"Whether it's happening in Kenosha, Minneapolis, Kansas City, Omaha, St. Louis—when they see that happening in other communities, they start thinking, 'What's going to happen to us here?'" Ernst said. "They're worried about their small business, they're worried about their children."

Ernst also used the tour to criticize her Greenfield's lack of access to voters on the trail. The Republican repeatedly touted her record of appearing in all of Iowa's 99 counties. Greenfield, meanwhile, opted to skip an August debate in rural Clay County, which she has yet to visit.

"We have not seen her around the state," Bill Law told the Free Beacon. "How does she expect to get any support if she's not willing to come out and meet face to face with the people?"

Ernst left Iowa for Washington, D.C., soon after the tour concluded to attend the Senate Judiciary Committee's confirmation hearings for Amy Coney Barrett, Trump's pick to replace the late Justice Ruth Bader Ginsburg. She said Barrett’s confirmation was "likely" to occur before Election Day and promised to "do her duty" on the committee regardless of potential political backlash.
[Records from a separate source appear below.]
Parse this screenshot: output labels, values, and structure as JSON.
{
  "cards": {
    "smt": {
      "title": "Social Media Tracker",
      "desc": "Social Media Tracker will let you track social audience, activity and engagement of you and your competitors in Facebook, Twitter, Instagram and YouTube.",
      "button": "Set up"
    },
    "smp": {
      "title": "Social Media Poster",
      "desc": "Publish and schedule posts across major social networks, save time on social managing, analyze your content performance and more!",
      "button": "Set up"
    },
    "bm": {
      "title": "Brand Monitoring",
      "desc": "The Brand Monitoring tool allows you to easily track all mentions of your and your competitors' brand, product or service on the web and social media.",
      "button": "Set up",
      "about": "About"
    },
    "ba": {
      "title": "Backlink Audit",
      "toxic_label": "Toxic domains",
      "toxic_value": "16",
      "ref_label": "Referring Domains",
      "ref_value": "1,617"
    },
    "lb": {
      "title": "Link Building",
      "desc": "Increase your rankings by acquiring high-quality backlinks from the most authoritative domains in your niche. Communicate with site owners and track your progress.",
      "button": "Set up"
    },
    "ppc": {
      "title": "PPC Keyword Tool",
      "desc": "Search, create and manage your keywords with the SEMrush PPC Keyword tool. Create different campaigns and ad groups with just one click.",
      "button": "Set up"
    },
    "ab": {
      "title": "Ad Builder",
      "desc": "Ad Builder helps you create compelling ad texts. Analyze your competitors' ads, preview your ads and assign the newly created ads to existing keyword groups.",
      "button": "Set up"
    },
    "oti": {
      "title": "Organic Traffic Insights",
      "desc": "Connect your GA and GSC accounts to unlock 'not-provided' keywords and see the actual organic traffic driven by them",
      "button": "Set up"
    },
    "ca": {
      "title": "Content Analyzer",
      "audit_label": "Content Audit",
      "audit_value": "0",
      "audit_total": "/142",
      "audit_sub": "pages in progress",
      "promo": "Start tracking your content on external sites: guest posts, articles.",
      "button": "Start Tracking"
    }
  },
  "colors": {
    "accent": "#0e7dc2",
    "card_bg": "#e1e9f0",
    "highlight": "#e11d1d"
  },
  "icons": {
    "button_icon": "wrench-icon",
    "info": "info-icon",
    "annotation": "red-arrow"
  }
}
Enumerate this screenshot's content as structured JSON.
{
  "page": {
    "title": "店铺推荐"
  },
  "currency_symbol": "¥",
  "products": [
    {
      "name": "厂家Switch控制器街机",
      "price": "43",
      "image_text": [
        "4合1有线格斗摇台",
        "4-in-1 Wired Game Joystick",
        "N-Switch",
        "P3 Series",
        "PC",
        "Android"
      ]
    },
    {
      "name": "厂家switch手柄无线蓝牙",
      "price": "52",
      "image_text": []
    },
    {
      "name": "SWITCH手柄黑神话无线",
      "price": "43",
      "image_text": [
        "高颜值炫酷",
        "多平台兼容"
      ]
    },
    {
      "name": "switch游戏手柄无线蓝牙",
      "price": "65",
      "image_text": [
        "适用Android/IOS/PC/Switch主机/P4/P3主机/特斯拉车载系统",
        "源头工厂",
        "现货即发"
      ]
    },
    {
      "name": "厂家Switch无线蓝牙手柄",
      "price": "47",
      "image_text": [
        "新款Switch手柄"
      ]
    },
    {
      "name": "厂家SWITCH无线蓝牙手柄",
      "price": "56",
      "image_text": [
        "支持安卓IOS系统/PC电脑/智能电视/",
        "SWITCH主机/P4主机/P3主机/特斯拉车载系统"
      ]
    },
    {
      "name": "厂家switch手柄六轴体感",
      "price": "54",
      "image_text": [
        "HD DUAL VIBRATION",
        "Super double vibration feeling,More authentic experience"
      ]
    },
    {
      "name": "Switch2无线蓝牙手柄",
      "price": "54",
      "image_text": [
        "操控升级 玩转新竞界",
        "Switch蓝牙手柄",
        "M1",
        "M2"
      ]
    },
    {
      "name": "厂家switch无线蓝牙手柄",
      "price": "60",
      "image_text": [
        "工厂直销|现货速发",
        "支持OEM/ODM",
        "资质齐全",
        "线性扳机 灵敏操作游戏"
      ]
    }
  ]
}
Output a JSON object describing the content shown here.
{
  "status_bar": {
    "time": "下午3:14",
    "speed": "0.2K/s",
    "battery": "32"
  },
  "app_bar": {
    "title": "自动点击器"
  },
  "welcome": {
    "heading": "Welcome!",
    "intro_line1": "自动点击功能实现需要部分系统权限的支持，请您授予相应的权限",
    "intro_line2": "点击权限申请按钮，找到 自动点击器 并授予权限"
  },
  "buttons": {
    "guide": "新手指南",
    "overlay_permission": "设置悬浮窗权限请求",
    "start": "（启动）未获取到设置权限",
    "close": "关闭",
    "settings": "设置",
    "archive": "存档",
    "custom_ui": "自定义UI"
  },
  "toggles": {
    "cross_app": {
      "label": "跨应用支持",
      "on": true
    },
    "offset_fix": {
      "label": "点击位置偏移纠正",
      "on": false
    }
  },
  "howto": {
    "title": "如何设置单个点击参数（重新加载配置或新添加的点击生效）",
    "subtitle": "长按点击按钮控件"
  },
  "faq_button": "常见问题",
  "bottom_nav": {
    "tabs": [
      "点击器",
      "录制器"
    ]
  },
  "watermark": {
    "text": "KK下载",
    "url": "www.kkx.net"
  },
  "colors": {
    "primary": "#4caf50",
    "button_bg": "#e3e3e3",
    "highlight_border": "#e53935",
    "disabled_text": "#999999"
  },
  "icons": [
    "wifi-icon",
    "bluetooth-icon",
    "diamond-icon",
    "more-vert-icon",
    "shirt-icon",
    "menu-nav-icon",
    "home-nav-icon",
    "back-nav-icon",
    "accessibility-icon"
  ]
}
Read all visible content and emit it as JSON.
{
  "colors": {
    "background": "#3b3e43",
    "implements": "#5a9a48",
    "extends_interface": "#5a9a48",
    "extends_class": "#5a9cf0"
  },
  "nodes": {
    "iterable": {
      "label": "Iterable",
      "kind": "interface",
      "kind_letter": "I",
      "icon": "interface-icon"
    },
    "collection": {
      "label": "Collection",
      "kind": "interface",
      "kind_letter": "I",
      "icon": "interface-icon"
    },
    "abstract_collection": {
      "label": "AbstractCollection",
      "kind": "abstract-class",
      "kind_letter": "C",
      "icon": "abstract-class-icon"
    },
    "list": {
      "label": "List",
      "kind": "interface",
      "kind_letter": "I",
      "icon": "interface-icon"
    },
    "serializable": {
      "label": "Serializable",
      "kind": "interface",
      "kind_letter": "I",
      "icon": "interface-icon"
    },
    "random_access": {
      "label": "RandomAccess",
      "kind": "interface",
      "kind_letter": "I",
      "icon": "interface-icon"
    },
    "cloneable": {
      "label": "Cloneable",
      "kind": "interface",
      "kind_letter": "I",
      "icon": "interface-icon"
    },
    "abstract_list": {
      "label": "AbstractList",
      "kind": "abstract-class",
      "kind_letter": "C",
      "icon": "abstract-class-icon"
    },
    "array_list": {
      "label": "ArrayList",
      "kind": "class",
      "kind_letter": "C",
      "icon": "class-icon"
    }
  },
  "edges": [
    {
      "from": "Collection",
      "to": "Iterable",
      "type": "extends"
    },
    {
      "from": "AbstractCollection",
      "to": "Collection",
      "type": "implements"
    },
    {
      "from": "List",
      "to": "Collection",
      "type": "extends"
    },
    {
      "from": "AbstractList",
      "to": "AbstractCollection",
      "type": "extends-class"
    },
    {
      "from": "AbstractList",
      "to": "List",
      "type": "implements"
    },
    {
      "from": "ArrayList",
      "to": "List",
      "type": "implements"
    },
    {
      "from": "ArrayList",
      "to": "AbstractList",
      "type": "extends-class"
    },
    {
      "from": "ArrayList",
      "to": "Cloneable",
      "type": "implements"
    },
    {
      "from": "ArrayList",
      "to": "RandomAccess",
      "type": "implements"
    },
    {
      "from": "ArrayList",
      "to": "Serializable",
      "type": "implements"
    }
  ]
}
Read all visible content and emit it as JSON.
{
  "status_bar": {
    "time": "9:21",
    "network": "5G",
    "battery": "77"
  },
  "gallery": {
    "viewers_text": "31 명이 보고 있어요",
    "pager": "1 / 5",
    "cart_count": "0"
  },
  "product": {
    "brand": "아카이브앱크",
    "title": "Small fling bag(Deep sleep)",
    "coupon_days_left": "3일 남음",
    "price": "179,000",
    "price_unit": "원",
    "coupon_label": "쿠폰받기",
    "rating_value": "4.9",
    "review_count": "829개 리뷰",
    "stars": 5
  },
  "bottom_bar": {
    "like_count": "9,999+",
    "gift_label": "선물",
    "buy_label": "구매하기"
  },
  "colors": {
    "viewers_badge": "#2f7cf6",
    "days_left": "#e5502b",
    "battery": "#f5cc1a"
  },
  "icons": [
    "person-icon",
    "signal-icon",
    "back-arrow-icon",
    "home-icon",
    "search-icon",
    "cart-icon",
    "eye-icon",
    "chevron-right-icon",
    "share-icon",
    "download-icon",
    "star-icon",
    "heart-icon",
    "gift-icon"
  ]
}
That said, she identified the confirmation battle as a winning issue for her campaign, telling reporters that the impending Supreme Court battle would inspire Iowa voters who "really do want to see someone who will uphold our Constitution."

Ernst acknowledged the hectic timeline of the confirmation process and upcoming election, calling 2020 a "tough, tough, tough" election year in Carroll. She credited her military experience, including tours of duty in Kuwait and southern Iraq in 2003 and 2004, respectively, with preparing her for the contentious battles that have defined the 2020 election cycle.

"I am always going to support our veterans and our men and women in the armed forces, because I've had my boots in that sand," Ernst said as she spoke from the bed of a Ford pickup. "I will go toe to toe with anyone who tries to take our freedoms, our opportunities, and our prosperities away from us."